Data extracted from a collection

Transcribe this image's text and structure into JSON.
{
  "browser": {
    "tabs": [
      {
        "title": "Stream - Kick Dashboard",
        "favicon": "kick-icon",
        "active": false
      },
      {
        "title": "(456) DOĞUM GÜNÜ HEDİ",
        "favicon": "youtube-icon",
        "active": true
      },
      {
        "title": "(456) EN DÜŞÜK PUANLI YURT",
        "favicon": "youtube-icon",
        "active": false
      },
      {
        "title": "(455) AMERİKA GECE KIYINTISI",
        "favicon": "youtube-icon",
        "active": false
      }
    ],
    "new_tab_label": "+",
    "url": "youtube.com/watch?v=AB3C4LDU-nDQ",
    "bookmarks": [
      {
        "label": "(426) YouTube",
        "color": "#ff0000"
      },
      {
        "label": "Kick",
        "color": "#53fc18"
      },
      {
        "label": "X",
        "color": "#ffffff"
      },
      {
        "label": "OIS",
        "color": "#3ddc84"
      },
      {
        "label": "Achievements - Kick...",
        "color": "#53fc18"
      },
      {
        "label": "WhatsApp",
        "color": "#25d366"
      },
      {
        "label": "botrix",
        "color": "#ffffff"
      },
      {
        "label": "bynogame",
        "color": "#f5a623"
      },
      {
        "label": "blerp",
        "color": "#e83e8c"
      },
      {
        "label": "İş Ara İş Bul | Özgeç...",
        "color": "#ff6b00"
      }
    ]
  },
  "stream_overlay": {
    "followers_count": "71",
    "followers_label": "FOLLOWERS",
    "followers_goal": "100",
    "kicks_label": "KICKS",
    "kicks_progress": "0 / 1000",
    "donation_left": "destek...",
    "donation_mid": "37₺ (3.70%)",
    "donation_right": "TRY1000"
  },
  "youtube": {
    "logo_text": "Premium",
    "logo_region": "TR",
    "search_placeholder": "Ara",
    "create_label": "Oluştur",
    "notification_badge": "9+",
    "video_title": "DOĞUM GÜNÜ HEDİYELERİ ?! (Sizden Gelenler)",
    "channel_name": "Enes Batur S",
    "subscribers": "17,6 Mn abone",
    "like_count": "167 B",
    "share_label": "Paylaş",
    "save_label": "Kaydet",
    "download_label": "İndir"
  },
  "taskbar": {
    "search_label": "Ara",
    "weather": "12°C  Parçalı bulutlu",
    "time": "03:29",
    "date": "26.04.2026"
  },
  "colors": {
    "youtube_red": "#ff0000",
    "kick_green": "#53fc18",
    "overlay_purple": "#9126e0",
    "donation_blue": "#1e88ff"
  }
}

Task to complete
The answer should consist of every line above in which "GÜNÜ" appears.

Task solution
        "title": "(456) DOĞUM GÜNÜ HEDİ",
    "video_title": "DOĞUM GÜNÜ HEDİYELERİ ?! (Sizden Gelenler)",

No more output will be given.